Exercise →
Work through the records below and tally every line containing "포트포워드". Reply with the total alone.

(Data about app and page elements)
>>

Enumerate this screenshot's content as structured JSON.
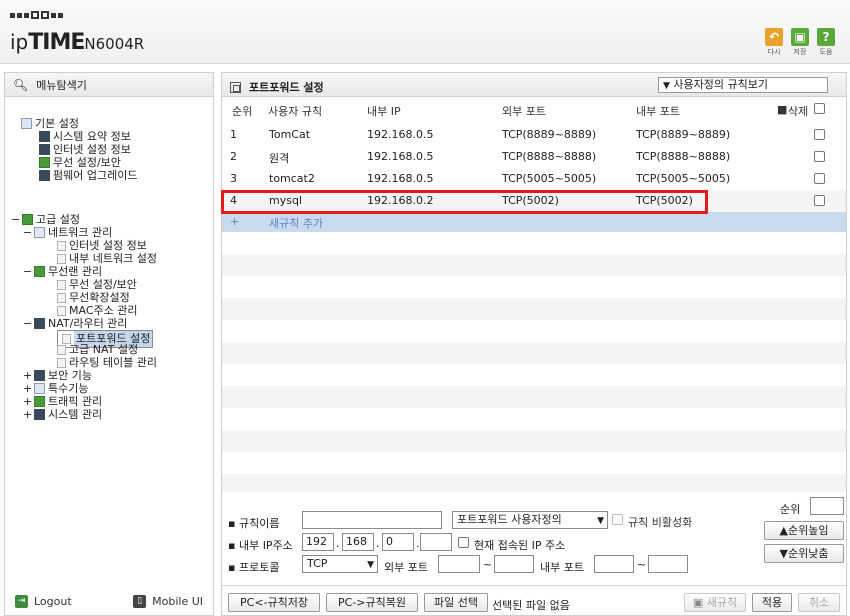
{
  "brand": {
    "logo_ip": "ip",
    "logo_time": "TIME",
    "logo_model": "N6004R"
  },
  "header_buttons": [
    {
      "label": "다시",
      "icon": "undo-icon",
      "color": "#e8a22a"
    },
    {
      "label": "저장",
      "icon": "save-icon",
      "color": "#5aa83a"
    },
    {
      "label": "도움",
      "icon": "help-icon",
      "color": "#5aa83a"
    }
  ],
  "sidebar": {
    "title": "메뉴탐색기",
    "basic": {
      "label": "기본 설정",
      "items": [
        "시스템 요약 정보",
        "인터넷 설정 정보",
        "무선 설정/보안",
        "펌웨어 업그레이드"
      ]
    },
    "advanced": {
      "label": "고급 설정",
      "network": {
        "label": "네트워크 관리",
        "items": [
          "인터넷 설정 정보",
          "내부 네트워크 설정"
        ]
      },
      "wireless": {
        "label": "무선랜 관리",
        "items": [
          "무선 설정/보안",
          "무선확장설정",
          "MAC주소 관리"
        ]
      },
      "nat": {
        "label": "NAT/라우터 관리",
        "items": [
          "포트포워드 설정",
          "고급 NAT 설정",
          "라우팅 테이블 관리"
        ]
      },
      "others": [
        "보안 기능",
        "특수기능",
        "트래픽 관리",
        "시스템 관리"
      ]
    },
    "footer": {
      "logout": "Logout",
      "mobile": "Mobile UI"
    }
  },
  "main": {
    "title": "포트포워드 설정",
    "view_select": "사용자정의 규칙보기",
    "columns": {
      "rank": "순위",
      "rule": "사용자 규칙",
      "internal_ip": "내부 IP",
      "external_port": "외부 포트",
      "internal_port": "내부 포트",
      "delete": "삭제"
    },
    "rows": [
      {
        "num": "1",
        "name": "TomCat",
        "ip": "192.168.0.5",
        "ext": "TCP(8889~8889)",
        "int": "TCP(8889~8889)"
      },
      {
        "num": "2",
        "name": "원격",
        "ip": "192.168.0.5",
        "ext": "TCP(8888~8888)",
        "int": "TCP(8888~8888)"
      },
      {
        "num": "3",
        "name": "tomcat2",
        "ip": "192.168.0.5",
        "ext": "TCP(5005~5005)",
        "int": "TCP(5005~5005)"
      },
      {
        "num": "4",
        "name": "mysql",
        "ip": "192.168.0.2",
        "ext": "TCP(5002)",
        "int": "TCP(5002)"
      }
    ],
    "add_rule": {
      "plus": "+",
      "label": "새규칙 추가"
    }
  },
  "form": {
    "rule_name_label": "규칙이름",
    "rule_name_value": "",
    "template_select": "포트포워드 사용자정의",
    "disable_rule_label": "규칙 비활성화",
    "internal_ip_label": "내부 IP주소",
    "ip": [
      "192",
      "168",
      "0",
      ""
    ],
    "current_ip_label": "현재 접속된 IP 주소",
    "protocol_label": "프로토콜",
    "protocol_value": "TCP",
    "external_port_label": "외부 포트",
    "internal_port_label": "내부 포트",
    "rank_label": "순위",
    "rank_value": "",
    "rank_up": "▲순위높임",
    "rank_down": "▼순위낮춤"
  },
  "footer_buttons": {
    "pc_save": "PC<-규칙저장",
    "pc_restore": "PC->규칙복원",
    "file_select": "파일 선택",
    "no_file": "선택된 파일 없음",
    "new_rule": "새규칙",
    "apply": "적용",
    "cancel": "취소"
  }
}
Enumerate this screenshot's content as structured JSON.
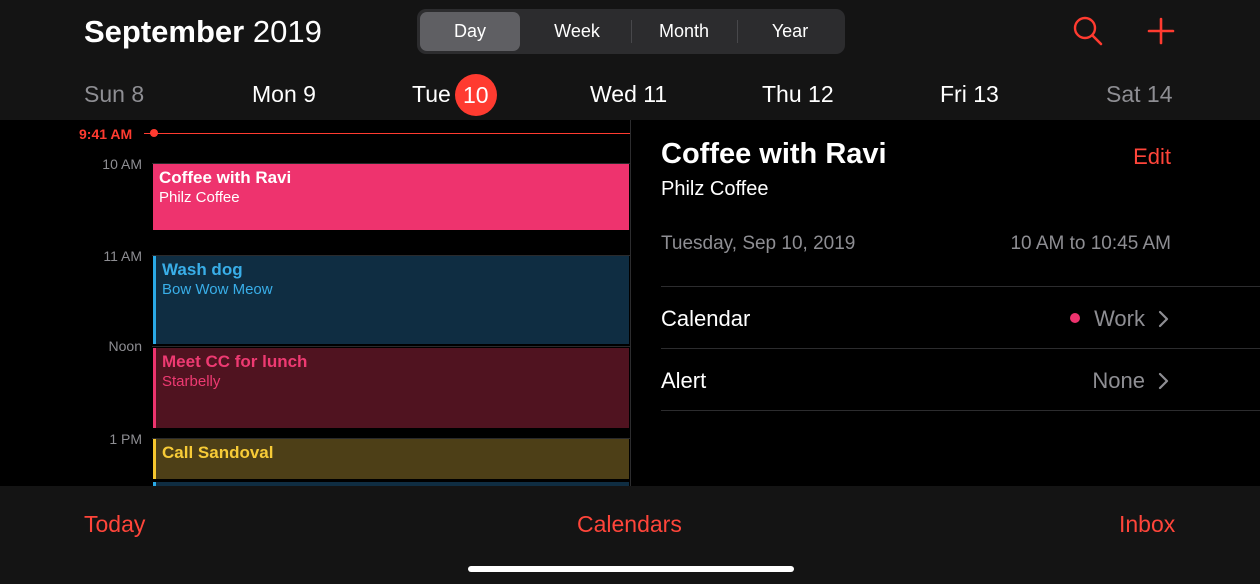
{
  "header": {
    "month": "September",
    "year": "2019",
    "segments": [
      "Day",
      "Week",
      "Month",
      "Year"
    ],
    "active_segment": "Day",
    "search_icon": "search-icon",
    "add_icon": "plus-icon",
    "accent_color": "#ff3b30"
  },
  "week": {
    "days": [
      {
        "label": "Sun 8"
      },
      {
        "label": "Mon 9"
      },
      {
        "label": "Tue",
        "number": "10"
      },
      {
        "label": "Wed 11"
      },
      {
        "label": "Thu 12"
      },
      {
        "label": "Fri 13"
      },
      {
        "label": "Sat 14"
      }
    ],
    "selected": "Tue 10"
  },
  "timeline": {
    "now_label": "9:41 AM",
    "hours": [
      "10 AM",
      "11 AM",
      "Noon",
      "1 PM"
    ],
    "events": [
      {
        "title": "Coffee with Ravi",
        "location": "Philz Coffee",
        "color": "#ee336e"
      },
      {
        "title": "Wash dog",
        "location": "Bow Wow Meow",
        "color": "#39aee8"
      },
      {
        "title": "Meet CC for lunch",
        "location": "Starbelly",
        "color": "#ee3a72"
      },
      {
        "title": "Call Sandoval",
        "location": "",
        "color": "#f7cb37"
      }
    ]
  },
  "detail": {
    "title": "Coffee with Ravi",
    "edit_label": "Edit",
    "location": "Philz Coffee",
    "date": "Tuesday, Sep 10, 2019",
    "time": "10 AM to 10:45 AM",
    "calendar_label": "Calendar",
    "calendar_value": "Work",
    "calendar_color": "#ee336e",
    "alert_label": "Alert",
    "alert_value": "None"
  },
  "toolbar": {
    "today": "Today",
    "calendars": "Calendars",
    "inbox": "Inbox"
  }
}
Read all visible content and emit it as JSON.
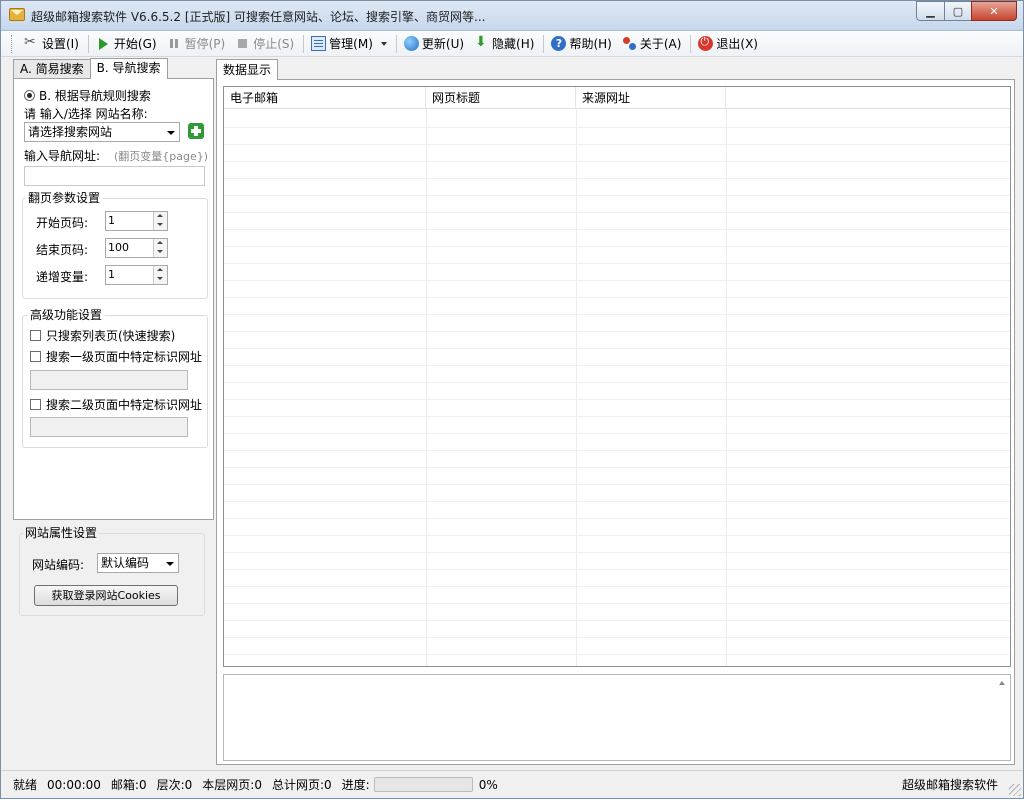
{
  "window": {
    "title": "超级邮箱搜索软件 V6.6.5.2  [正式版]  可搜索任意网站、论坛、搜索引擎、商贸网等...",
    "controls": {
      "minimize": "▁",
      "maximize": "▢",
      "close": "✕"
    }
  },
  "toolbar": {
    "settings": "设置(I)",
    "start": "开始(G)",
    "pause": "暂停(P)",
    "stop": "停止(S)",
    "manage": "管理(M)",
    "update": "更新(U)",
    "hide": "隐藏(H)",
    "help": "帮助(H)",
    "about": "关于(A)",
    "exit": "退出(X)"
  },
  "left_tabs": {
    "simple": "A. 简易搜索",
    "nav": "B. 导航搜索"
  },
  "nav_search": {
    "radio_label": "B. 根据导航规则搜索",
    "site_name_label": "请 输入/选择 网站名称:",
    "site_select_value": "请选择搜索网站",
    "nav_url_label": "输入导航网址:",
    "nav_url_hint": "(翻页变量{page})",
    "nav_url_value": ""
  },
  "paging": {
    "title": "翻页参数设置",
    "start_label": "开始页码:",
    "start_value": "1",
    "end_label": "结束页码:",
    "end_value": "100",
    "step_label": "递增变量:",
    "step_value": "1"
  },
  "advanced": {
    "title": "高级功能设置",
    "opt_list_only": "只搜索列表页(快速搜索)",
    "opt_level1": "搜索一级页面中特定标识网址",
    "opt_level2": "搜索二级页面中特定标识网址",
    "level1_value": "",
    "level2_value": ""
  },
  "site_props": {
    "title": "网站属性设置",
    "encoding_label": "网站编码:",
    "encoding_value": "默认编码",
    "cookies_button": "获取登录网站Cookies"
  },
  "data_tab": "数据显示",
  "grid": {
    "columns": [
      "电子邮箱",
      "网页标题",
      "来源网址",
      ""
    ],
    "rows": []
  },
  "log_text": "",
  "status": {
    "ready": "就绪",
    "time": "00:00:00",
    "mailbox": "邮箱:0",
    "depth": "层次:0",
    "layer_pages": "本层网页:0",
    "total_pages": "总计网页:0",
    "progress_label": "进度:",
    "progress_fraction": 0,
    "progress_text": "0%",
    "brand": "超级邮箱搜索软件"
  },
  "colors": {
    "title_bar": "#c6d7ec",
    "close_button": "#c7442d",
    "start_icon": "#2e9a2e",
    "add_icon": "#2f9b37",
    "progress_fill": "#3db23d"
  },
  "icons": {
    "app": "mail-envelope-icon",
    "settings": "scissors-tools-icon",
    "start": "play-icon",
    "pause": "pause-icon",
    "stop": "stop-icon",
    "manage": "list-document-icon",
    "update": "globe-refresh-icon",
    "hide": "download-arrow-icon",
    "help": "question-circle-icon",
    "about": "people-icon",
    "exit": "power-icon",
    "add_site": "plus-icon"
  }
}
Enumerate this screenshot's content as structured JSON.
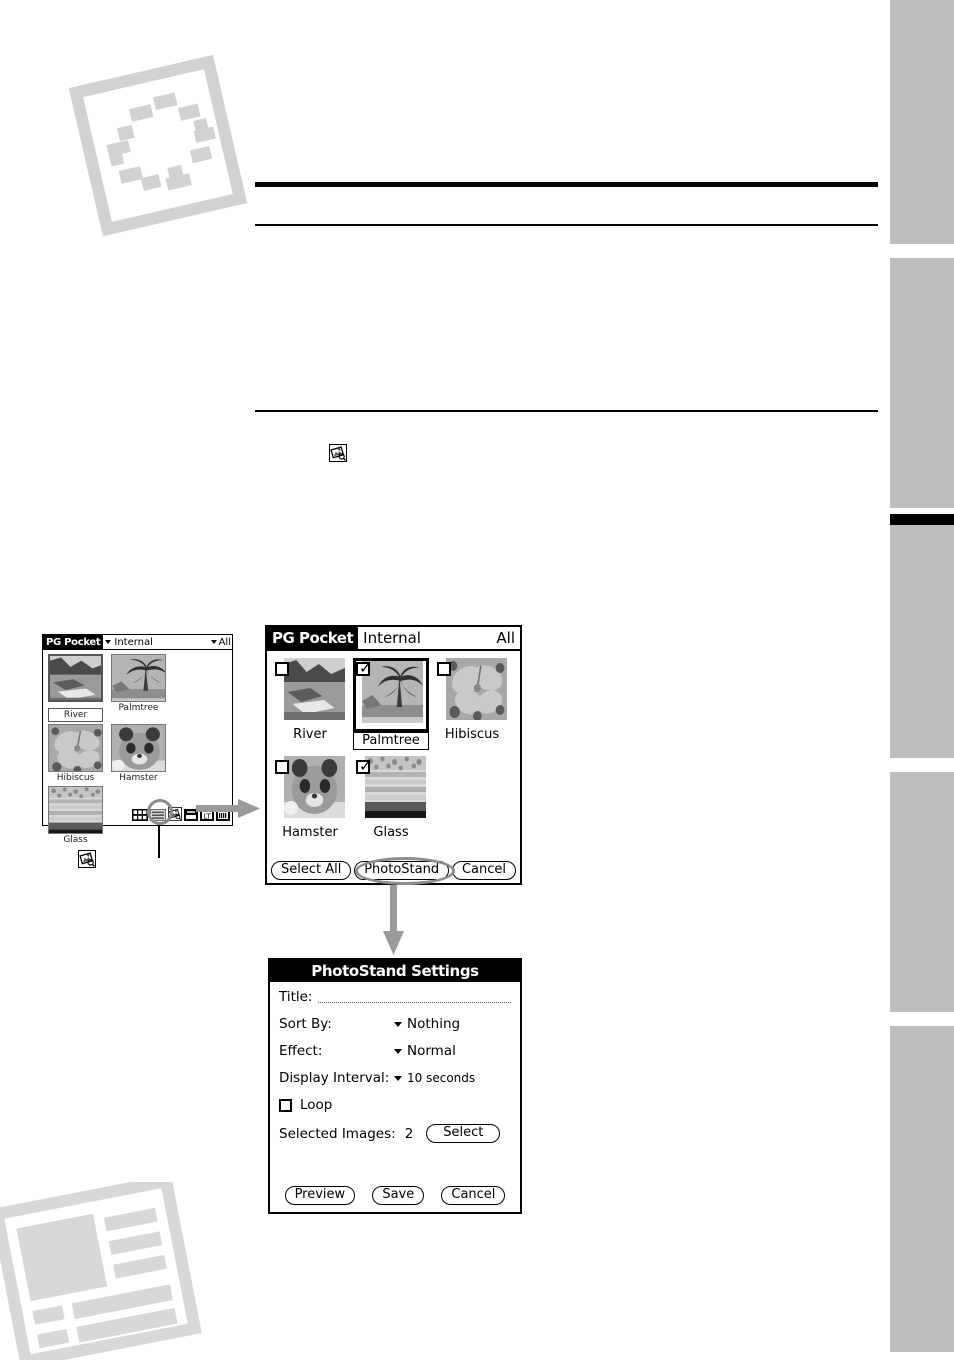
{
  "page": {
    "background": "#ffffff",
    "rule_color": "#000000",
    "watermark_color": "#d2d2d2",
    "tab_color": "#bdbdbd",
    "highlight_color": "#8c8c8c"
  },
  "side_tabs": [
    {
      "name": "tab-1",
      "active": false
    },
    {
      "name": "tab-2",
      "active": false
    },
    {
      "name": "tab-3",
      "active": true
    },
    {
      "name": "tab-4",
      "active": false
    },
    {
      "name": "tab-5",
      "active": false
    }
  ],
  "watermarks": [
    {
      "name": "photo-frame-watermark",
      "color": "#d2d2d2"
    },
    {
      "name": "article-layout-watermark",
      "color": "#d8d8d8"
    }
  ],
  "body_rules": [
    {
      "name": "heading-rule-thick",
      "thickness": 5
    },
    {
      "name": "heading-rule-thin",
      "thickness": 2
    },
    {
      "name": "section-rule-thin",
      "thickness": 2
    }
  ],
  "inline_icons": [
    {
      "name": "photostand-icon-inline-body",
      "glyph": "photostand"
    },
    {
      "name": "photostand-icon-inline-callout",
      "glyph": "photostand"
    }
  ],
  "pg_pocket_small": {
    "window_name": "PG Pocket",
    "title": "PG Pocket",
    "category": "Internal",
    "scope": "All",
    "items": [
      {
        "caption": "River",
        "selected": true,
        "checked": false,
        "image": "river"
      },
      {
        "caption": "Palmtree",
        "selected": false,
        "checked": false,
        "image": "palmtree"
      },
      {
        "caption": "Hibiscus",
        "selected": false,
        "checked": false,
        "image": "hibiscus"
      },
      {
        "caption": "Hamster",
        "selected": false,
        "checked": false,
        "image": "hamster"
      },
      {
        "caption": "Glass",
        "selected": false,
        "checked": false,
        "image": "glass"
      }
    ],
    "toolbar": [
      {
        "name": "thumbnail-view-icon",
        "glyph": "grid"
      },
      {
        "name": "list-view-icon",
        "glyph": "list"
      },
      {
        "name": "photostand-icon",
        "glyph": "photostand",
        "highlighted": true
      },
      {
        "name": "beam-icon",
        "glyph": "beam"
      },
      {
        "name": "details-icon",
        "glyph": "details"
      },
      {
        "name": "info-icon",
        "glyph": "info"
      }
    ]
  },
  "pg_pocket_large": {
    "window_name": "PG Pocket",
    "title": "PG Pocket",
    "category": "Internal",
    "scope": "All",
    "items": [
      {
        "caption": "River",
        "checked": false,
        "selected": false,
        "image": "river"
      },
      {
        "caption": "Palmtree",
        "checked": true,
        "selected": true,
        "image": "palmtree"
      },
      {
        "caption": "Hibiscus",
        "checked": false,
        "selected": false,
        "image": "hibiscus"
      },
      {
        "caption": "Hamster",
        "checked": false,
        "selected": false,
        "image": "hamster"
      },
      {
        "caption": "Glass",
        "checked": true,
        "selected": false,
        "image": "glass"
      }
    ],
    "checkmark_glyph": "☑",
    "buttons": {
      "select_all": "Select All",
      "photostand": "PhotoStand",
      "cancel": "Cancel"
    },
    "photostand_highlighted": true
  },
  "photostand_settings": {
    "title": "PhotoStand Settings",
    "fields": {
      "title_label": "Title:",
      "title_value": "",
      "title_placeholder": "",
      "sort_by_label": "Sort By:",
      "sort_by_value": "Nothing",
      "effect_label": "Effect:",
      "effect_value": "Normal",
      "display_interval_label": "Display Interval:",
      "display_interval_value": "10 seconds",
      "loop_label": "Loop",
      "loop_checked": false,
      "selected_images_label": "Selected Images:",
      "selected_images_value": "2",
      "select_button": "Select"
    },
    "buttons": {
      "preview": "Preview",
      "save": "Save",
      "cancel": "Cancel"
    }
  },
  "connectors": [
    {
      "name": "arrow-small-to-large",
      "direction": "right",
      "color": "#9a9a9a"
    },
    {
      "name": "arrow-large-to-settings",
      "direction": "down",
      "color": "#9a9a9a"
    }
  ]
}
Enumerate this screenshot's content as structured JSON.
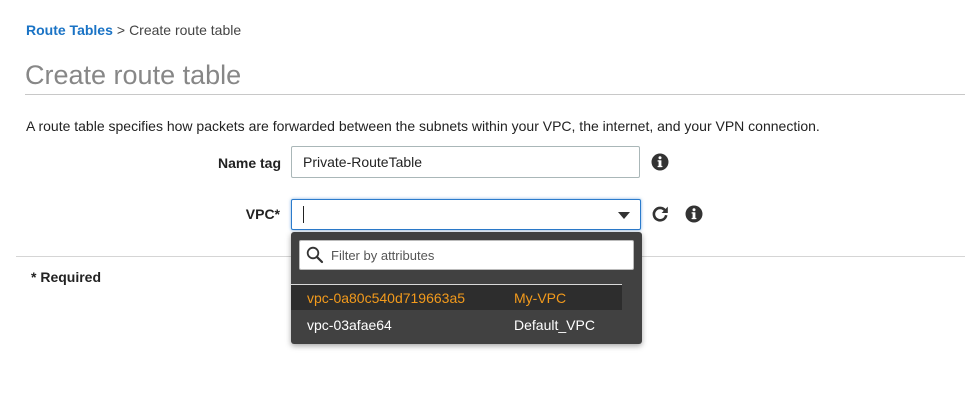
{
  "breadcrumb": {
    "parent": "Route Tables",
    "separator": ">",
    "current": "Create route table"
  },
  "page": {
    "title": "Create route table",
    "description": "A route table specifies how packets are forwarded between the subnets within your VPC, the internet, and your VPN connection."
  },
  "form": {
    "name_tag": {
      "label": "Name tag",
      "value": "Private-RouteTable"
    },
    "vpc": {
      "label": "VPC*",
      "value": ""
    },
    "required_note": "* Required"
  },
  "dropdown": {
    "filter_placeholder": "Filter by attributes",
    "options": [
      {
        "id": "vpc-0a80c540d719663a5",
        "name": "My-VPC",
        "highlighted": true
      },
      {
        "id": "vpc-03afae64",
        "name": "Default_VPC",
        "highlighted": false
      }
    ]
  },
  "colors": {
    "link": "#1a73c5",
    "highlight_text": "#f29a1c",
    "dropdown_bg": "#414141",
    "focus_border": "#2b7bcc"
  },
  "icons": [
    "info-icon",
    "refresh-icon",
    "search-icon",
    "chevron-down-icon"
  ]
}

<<

Result of this task →
3